Jie Zhang, Jianfeng Wu, Qingyang Li, Richard J. Caselli, Paul M. Thompson, Jieping Ye Fellow, IEEE,Yalin Wang Senior Member, IEEE, and The Alzheimer’s Disease Neuroimaging Initiative
An effective presymptomatic diagnosis and treatment of Alzheimer’s disease (AD) would have enormous public health benefits. Sparse coding (SC) has shown strong potential for longitudinal brain image analysis in preclinical AD research. However, the traditional SC computation is time-consuming and does not explore the feature correlations that are consistent over the time. In addition, longitudinal brain image cohorts usually contain incomplete image data and clinical labels.
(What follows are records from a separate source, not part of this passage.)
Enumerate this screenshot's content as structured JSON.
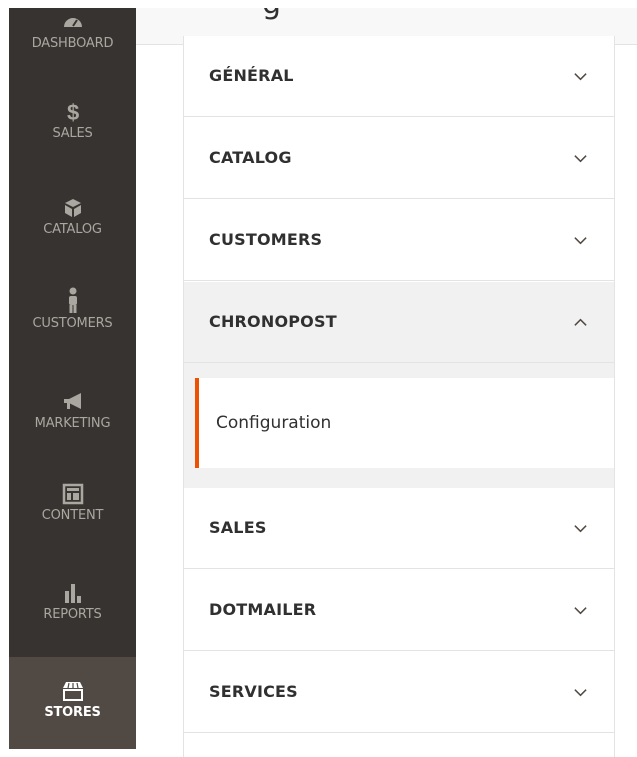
{
  "sidebar": {
    "items": [
      {
        "label": "DASHBOARD",
        "icon": "dashboard-icon"
      },
      {
        "label": "SALES",
        "icon": "dollar-icon"
      },
      {
        "label": "CATALOG",
        "icon": "box-icon"
      },
      {
        "label": "CUSTOMERS",
        "icon": "person-icon"
      },
      {
        "label": "MARKETING",
        "icon": "megaphone-icon"
      },
      {
        "label": "CONTENT",
        "icon": "layout-icon"
      },
      {
        "label": "REPORTS",
        "icon": "bar-chart-icon"
      },
      {
        "label": "STORES",
        "icon": "storefront-icon",
        "active": true
      }
    ]
  },
  "header": {
    "title_fragment": "g"
  },
  "config_tabs": {
    "sections": [
      {
        "label": "GÉNÉRAL",
        "expanded": false
      },
      {
        "label": "CATALOG",
        "expanded": false
      },
      {
        "label": "CUSTOMERS",
        "expanded": false
      },
      {
        "label": "CHRONOPOST",
        "expanded": true
      },
      {
        "label": "SALES",
        "expanded": false
      },
      {
        "label": "DOTMAILER",
        "expanded": false
      },
      {
        "label": "SERVICES",
        "expanded": false
      }
    ],
    "chronopost_items": [
      {
        "label": "Configuration",
        "active": true
      }
    ]
  },
  "colors": {
    "sidebar_bg": "#373330",
    "sidebar_active_bg": "#514943",
    "accent": "#eb5202"
  }
}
To address these challenges, we propose a novel two-stage Multi-Resemblance Multi-Target Low-Rank Coding (MMLC) method, which encourages that sparse codes of neighboring longitudinal time points are resemblant to each other, favors sparse code low-rankness to reduce the computational cost and is resilient to both source and target data incompleteness. In stage one, we propose an online multi-resemblant low-rank SC method to utilize the common and task-specific dictionaries in different time points to immune to incomplete source data and capture the longitudinal correlation. In stage two, supported by a rigorous theoretical analysis, we develop a multi-target learning method to address the missing clinical label issue. To solve such a multi-task low-rank sparse optimization problem, we propose multi-task stochastic coordinate coding with a sequence of closed-form update steps which reduces the computational costs guaranteed by a theoretical convergence proof. We apply MMLC on a publicly available neuroimaging cohort to predict two clinical measures and compare it with six other methods. Our experimental results show our proposed method achieves superior results on both computational efficiency and predictive accuracy and has great potential to assist the AD prevention.